**The problem**
Work out how many lines in the entries below include the word "value", and give only that figure.

**Provided records**

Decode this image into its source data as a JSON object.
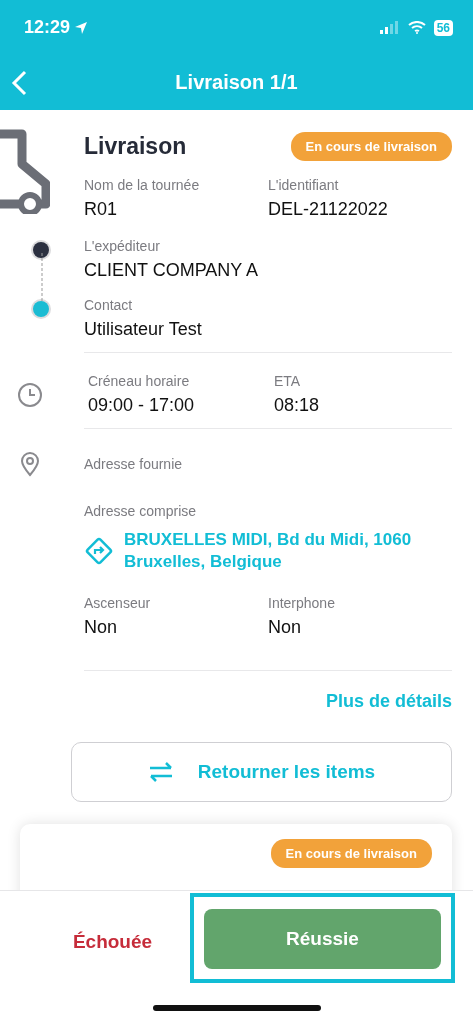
{
  "status_bar": {
    "time": "12:29",
    "battery": "56"
  },
  "header": {
    "title": "Livraison 1/1"
  },
  "delivery": {
    "title": "Livraison",
    "badge": "En cours de livraison",
    "route": {
      "label": "Nom de la tournée",
      "value": "R01"
    },
    "identifier": {
      "label": "L'identifiant",
      "value": "DEL-21122022"
    },
    "timeline": [
      {
        "label": "L'expéditeur",
        "value": "CLIENT COMPANY A",
        "color": "#2b3040"
      },
      {
        "label": "Contact",
        "value": "Utilisateur Test",
        "color": "#1bbcd3"
      }
    ],
    "slot": {
      "label": "Créneau horaire",
      "value": "09:00 - 17:00"
    },
    "eta": {
      "label": "ETA",
      "value": "08:18"
    },
    "provided_address": {
      "label": "Adresse fournie"
    },
    "understood_address": {
      "label": "Adresse comprise",
      "value": "BRUXELLES MIDI, Bd du Midi, 1060 Bruxelles, Belgique"
    },
    "elevator": {
      "label": "Ascenseur",
      "value": "Non"
    },
    "intercom": {
      "label": "Interphone",
      "value": "Non"
    },
    "more_link": "Plus de détails",
    "return_button": "Retourner les items"
  },
  "next_card": {
    "badge": "En cours de livraison"
  },
  "footer": {
    "failed": "Échouée",
    "success": "Réussie",
    "success_highlighted": true
  }
}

**Exercise output**
9